--- THE RECORDS ---

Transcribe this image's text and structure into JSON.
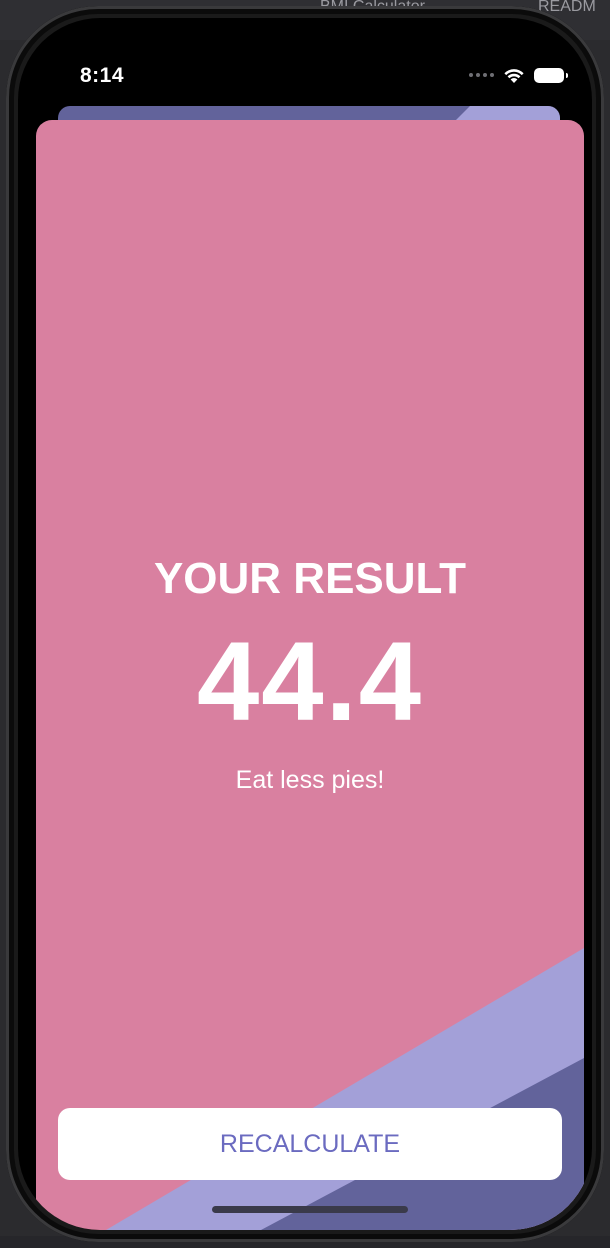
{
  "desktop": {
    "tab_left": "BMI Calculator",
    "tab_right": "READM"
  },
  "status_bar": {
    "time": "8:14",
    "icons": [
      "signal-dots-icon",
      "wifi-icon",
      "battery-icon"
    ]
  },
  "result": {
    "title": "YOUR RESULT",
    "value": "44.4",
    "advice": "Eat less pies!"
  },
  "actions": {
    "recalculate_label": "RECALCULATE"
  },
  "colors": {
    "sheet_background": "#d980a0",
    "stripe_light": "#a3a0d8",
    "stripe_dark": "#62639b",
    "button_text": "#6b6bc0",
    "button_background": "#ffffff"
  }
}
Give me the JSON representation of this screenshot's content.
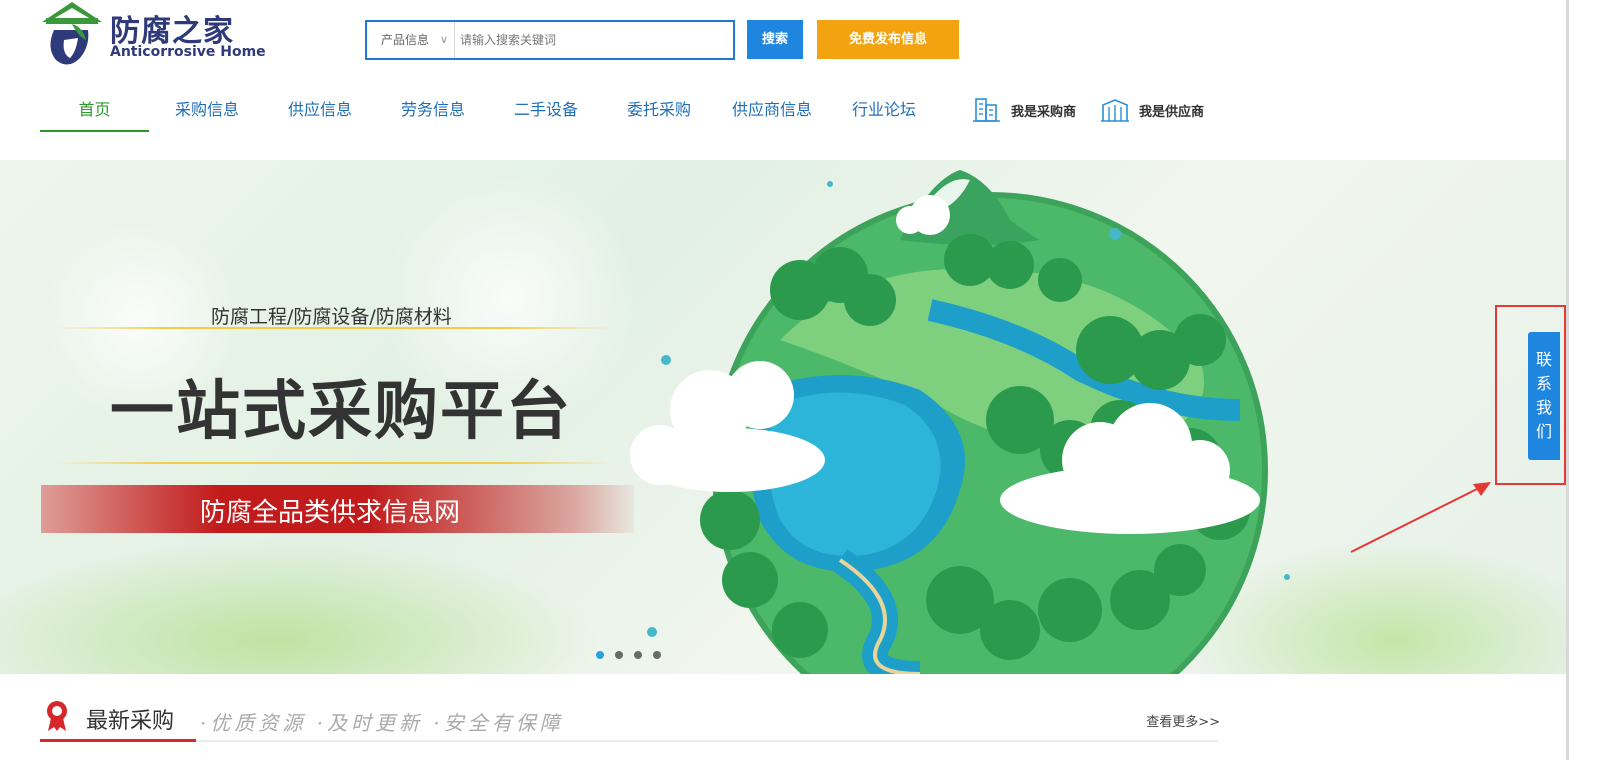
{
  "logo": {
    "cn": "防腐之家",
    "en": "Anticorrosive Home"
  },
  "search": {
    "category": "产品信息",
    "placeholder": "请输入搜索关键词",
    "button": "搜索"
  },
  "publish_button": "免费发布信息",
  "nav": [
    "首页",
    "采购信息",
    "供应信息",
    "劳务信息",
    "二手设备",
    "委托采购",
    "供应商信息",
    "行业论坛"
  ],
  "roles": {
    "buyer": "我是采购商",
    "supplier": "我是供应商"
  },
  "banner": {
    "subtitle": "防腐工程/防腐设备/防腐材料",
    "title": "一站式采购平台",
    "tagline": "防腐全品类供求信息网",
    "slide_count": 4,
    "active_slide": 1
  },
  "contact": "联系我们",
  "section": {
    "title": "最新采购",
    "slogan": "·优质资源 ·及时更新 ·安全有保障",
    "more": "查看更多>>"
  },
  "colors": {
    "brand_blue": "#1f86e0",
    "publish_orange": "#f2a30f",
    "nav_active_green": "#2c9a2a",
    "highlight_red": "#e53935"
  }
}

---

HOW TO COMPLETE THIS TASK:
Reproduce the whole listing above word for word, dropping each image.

EXERCISE OUTPUT:
Transcribe this image's text and structure into JSON.
{
  "desktop": {
    "tab_left": "BMI Calculator",
    "tab_right": "READM"
  },
  "status_bar": {
    "time": "8:14",
    "icons": [
      "signal-dots-icon",
      "wifi-icon",
      "battery-icon"
    ]
  },
  "result": {
    "title": "YOUR RESULT",
    "value": "44.4",
    "advice": "Eat less pies!"
  },
  "actions": {
    "recalculate_label": "RECALCULATE"
  },
  "colors": {
    "sheet_background": "#d980a0",
    "stripe_light": "#a3a0d8",
    "stripe_dark": "#62639b",
    "button_text": "#6b6bc0",
    "button_background": "#ffffff"
  }
}
Give me the JSON representation of this screenshot's content.
{
  "logo": {
    "cn": "防腐之家",
    "en": "Anticorrosive Home"
  },
  "search": {
    "category": "产品信息",
    "placeholder": "请输入搜索关键词",
    "button": "搜索"
  },
  "publish_button": "免费发布信息",
  "nav": [
    "首页",
    "采购信息",
    "供应信息",
    "劳务信息",
    "二手设备",
    "委托采购",
    "供应商信息",
    "行业论坛"
  ],
  "roles": {
    "buyer": "我是采购商",
    "supplier": "我是供应商"
  },
  "banner": {
    "subtitle": "防腐工程/防腐设备/防腐材料",
    "title": "一站式采购平台",
    "tagline": "防腐全品类供求信息网",
    "slide_count": 4,
    "active_slide": 1
  },
  "contact": "联系我们",
  "section": {
    "title": "最新采购",
    "slogan": "·优质资源 ·及时更新 ·安全有保障",
    "more": "查看更多>>"
  },
  "colors": {
    "brand_blue": "#1f86e0",
    "publish_orange": "#f2a30f",
    "nav_active_green": "#2c9a2a",
    "highlight_red": "#e53935"
  }
}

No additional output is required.